Ever go to write a piece of content or copy, only to find yourself staring at a blank screen for hours? The truth is that a lack of inspiration can derail your B2B content marketing strategy—and creative blocks are often the culprit. Unfortunately, if you're a marketing pro, you likely don't have the luxury of waiting around for the muse to strike. Instead, you need a way to get into a creative mindset fast, and that's where a swipe file can prove invaluable.
Used by B2B copywriters, content writers, bloggers, and creatives, a swipe file is a rich source of motivation and can help you become a better writer over time. And no matter your industry or niche, it's something you can more than likely benefit from using.
Here we'll explain what a swipe file is and take you through a step-by-step guide to creating and using one, so you can start improving your writing flow today.
What Is a Swipe File?
A swipe file is a collection of copy that inspired you, made you take action, or that you wish you'd written yourself. You could think of it as a scrapbook of your favorite clippings from the internet and beyond, one that you can turn to whenever you need inspiration or ideas.
Swipe files originated in the copywriting world when marketers kept physical folders of powerful copy and advertisements to channel into their work. But today, swipe files are typically digitized for quick reference.
Why a Swipe File Is So Useful
Let's be clear: the point of a swipe file is not to copy and paste ideas into your work. That's plagiarism. For B2B content marketers, the point is to understand the underlining principles behind good B2B copy. After all, how can you learn to write good copy if you don't know what it looks like or how it is composed?
Think of how great fiction writers are all voracious readers or how artists spend a lot of time in galleries. They don't perform these activities to steal the work of others but to learn from them and develop their own voice or style. There's no reason why copywriters and content writers shouldn't do the same.
The advantages of having a swipe file are numerous:
Although the concept of swipe files began in the consumer advertising world, you can apply the idea to many different writing disciplines. Many B2B marketers, for example, struggle with coming up with thought leadership marketing topics, media pitches, bylined articles and other content. A swipe file can give you a great head start.
The first step to creating a swipe file is identifying what you will put in there. And what precisely that is will be unique to you.
Here are just a few examples of the kind of copy you may choose to collect:
You don't need to include every good bit of writing you come across, only that which is relevant to you and what you do.
So, for example, if you specialize in B2B email marketing, you might want to collect email subject lines from B2B brands like Salesforce, HubSpot and Slack. On the other hand, if your focus is web copy, you might want to focus on the composition of good landing pages.
2. Create a Filing System
Where you keep your swipe file is up to you, although you will almost certainly want to keep it digitized. And there are plenty of note-taking and spreadsheet apps you might consider using, including:

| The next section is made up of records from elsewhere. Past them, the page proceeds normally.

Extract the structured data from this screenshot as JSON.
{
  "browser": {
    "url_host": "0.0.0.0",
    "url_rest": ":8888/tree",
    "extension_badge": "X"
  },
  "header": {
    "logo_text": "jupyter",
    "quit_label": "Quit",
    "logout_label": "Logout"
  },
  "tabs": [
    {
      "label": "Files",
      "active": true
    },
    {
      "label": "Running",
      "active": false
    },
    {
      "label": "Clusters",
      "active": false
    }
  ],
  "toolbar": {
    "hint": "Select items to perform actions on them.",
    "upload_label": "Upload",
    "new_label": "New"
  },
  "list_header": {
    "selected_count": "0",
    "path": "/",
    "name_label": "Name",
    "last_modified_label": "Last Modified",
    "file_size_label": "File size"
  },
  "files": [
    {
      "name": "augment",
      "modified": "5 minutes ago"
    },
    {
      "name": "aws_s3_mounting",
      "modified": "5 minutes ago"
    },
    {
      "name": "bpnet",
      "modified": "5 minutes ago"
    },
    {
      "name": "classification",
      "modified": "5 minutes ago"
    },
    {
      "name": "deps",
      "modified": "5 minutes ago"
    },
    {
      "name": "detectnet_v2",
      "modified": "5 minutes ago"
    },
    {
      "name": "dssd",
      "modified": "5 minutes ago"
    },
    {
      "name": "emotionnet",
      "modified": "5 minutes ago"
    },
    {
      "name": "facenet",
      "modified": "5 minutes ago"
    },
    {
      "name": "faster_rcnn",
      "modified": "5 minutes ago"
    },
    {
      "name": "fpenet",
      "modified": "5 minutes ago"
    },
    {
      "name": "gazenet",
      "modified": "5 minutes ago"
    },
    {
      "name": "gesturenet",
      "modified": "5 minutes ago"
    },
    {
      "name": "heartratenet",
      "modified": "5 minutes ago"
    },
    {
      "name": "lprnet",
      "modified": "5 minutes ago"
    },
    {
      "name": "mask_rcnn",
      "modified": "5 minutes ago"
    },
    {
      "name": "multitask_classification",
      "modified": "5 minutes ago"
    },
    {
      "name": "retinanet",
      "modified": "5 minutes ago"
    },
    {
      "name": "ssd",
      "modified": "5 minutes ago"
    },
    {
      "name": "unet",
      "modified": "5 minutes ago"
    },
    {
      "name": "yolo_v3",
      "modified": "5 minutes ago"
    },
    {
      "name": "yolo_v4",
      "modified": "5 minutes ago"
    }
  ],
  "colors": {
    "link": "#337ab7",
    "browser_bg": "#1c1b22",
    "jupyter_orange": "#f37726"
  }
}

Wherever you keep your swipe file, developing a system for keeping it organized will be good practice. Of course, such can be achieved by using folders, but a tagging system might be preferable to make quick access possible.
For each item of copy you store into your swipe file, you'll also want to note down the original link to where it came from. That way, if you ever want to directly reference the material in your work or see the copy in its full context, it will be easy to do so.
3. Identify Effective Copy
Once you have a system in place for storing excellent writing, it's time to get out there and read some. Of course, you don't just want to add any half-decent work to your file, or it will soon be crammed full of average content. Instead, focus on writing that made you take action, had you engrossed, or made you envious of the author.
Don't just focus on text either, but consider:
4. Make Notes and Ask Yourself Questions
Storing writing samples in your swipe file is a start, but you will also want to give it some context. Note what it is about the copy that caught your eye and why exactly you think it is effective. If you took action because of the writing, make a note of that as well.
It can be helpful to ask questions and note down your thoughts to further your understanding. Think about what exactly it is you can learn from the piece of writing and ask yourself if there's anything you would have done differently. In particular, try to identify the underlining techniques the author is using and how you can apply them to your work.
Remember you're storing this information for your future self. So, focus on creating a document that will provide context and help generate ideas and ways of thinking.
5. Reference Your Swipe File During Projects
Even a stellar swipe file is useless if you never look at the thing. So reference it often when outlining a new work of copy or whenever you need inspiration. And don't forget to put aside a little time to study why the writing in your swipe file is so effective.
As you build your swipe file up over time, it can also become an excellent source for sourcing quotes on particular subjects from thinkers you admire. Just remember to reference any ideas that are not your own.
A swipe file is a useful tool that can provide you with inspiration on demand. It's also a place to study your writing heroes (like famous novelists, for example) and develop your unique style.
Of course, building up the samples in your swipe file can take time. And it may take months or even years to amass a comprehensive collection of content, and it will continue to grow even then. However, the sooner you get started, the sooner your swipe file will become an invaluable resource—and the payoff will be worth it.